A Canadian perspective of Prince Philip’s funeral


Stephen Lock/ i-Images

Every country in the Commonwealth believes that they have a special relationship with the Royal Family. And I believe that to a large extent, each nation does have its own unique and special relationship with the royals. Prince Philip visited Canada over 70 times and greatly admired the Canadian Armed Forces. And as a Canadian, it was lovely to see that relationship acknowledged at the ceremony. 

The smaller, Covid-appropriate funeral held on Saturday, 17 April, was a poignant and fitting tribute to a dedicated royal consort. Limited to only 30 guests, we watched as the Prince’s wife, children, grandchildren, and cousins celebrated his life and service. Philip planned every element of the ceremony, including designing the Land Rover that carried his coffin. 

There was no sermon and no discussion of his dedicated military service. However, it was still highlighted by his musical selections. The inclusion of “The Last Post” and “Action Station” was incredibly touching. As with many Commonwealth countries, Canadian Remembrance Day ceremonies include “The Last Post”, and it was the perfect final reminder of his military career and his military appointments.

Prince Philip held 11 different Canadian military appointments. His last visit to Canada in 2013 was to present new regimental colours to the 3rd Battalion of the Royal Canadian Battalion. He had ensured that several of his orders and insignia were on display in the chapel during the funeral. Included in those on display were his Canadian Forces Decoration, the Canadian Order of Military Merit, and the Order of Canada. Given how many orders and honours he received in his lifetime, I appreciated that they were included. 

Brigadier-General Paul Doyle represented the Canadian Armed Forces. Given that we are all under such tight restrictions with Covid, I thought it was wonderful that a Canadian could be included in the procession. (He did not attend the service in the chapel but only walked in the procession.) 

Although it was not a long funeral, it was a touching and moving service.
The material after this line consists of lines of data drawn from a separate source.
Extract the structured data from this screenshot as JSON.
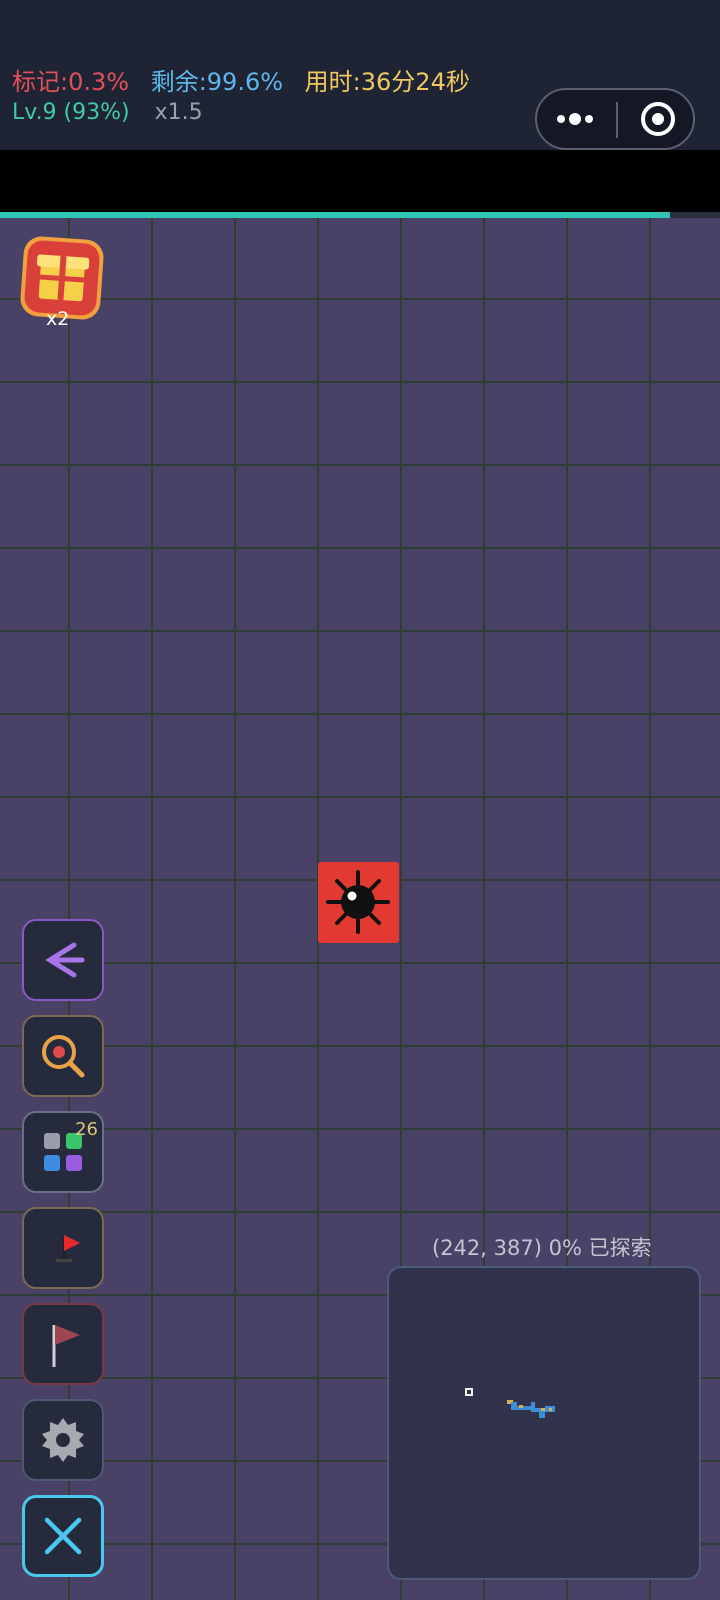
{
  "header": {
    "marked_label": "标记:0.3%",
    "remaining_label": "剩余:99.6%",
    "time_label": "用时:36分24秒",
    "level_label": "Lv.9 (93%)",
    "speed_label": "x1.5"
  },
  "progress": {
    "level_fraction": 0.93
  },
  "gift": {
    "count_label": "x2"
  },
  "sidebar": {
    "items": [
      {
        "name": "back",
        "icon": "back-arrow-icon"
      },
      {
        "name": "search",
        "icon": "search-icon"
      },
      {
        "name": "inventory",
        "icon": "grid-icon",
        "count": "26"
      },
      {
        "name": "flag-place",
        "icon": "red-flag-icon"
      },
      {
        "name": "flag-mode",
        "icon": "flag-icon"
      },
      {
        "name": "settings",
        "icon": "gear-icon"
      },
      {
        "name": "close",
        "icon": "close-icon"
      }
    ]
  },
  "minimap": {
    "coords_label": "(242, 387)  0% 已探索"
  },
  "colors": {
    "board": "#4a4166",
    "grid_line": "#2f3e33",
    "mine_cell": "#e23a32",
    "progress": "#2fc6b6",
    "marked": "#e0505a",
    "remaining": "#5fb6ea",
    "time": "#f0c862",
    "level": "#3fc9a8"
  }
}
Knowing that it was exactly as he planned makes it that much more special, and I’m thankful that Canada was included. 

Shortly after the funeral, there was a commemorative service held in Ottawa to celebrate Prince Philip’s life and relationship with Canada. 

About author

Historian and blogger at AnHistorianAboutTown.com